Sharaf Mowjood is a master's degree candidate at the Columbia University School of Journalism. He is also the former Government Relations Coordinator for the Council on American Islamic Relations (CAIR) of Greater Los Angeles. At CAIR, Mowjood organized and participated in the Get Out the Vote Campaigns, candidate and town hall forums, and Lobby Days in Washington, D.C. He also met with elected officials from the city to the federal level, organizes workshops on voter and civic empowerment, and encouraged youth engagement with local mosque youth groups. In 2005, Mowjood was the Outreach Coordinator for Robert Greenwald’s film “Wal-Mart: The High Cost of Low Price.”
Sharaf graduated from Chapman University with a double major in Film and Peace Studies. He spent a semester in Jordan, Syria, Egypt, and Dubai with the School for International Training. He currently sits on the Wallace All-Faiths Chapel Advisory Board at Chapman University.

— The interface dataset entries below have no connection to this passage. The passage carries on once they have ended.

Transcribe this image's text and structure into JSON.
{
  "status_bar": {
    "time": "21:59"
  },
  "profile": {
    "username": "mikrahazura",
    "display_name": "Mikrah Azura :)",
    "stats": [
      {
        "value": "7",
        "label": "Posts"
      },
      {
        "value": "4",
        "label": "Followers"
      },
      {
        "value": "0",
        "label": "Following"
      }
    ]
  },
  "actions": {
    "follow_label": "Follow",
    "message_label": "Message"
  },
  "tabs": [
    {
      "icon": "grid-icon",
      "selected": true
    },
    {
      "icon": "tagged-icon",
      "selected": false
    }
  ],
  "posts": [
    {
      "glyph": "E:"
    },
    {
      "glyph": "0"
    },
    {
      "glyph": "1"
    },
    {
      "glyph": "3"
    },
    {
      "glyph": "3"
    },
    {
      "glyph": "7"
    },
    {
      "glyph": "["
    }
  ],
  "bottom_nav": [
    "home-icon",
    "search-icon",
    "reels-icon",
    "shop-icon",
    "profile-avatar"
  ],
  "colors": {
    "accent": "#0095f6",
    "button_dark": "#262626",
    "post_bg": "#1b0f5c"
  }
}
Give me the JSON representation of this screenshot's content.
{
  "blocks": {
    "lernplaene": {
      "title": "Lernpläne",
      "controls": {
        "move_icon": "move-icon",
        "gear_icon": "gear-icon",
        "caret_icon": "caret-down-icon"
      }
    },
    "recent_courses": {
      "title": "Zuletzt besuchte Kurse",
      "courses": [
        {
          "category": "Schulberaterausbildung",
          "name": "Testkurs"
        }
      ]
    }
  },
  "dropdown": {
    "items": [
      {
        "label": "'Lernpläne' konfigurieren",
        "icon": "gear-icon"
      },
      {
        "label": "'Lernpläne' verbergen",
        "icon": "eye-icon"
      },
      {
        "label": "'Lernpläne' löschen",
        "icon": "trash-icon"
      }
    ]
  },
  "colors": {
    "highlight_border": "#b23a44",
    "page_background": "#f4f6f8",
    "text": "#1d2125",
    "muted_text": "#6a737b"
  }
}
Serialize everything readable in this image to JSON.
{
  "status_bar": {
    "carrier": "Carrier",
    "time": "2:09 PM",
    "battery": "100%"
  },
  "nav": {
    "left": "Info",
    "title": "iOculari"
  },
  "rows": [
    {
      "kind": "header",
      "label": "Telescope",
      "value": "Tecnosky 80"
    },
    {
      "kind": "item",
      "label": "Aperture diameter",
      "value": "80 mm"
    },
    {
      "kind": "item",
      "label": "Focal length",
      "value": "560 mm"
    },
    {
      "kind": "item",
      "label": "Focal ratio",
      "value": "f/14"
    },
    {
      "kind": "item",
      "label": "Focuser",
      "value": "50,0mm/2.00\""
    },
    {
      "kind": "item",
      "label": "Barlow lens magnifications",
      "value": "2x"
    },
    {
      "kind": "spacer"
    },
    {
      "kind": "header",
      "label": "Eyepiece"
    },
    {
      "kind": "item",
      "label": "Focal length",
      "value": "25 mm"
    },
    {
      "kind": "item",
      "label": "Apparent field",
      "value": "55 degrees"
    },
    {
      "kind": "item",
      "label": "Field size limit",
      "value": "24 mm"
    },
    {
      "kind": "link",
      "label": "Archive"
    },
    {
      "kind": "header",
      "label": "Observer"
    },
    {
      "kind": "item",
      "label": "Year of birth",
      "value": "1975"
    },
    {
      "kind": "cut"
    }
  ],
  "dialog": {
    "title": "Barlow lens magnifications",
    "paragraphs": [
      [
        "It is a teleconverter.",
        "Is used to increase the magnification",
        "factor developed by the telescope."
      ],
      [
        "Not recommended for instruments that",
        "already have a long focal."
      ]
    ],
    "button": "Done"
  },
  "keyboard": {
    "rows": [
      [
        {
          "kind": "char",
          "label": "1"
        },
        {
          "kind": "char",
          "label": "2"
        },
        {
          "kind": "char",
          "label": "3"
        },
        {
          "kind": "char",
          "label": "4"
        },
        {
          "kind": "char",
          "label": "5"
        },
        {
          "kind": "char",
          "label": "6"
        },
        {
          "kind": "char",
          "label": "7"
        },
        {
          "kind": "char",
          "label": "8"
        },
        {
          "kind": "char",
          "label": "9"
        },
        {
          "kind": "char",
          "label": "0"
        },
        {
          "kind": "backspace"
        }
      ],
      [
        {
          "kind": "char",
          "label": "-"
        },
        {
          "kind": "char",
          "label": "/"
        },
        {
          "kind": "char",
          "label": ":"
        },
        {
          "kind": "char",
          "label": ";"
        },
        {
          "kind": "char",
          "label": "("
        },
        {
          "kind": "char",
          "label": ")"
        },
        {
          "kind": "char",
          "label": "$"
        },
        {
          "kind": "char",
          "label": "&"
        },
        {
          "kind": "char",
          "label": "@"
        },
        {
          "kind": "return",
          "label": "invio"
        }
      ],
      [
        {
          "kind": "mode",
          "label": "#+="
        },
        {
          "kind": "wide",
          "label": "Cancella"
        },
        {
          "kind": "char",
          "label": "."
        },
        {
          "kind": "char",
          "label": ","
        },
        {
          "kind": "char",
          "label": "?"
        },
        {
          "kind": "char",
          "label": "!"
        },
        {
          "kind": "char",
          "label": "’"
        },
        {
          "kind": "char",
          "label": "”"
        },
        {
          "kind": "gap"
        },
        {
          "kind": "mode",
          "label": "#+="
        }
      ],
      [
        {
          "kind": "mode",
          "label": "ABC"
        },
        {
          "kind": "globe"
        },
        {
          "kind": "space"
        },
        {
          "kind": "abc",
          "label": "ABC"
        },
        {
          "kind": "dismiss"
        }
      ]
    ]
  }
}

I ran for senior class president in high school, basing my campaign about changing the school’s policy of how cheerleaders were selected. Although I lost by a landslide, I ended up winning in the end as the administration decided to change the policy. The change happened because I wanted to become engaged, and to be engaged is the key asset for your story and voice to be heard. Whether it is a large or minute issue, political or apolitical, empowering yourself to be engaged will always provide one’s voice to be heard and story to be listened to, thus creating a change. Empowering the Muslim community to become more engaged in any field or industry will only sharpen its voice, hone its story, and bring change faster.
The AMCLI program brings together not just the best and the brightest of young leaders in America, but leaders who have a passion for the advancement of Muslims living in America. AMCLI has a tremendous impact because it is the first to bring together different change makers from various backgrounds who all have the commonality of engaging American Muslims. The fellows brought a plethora of different ideas and opinions, challenging perceptions and paradigms, and having the foresight to plan for the future. Throughout the program, my peer fellows challenged the way I organize communities, provided me with different ideas and angles for projects, helped me in crossing barriers with the community, pushed me to think more critically, but, most importantly, gave me a positive attitude and re-energized my intentions. Sitting in the AMCLI sessions, listening to the various speakers and discussions, and just looking around the room at the various organizers and fellows, I reassured myself with confidence that the work I do with the community is the best career path I have chosen.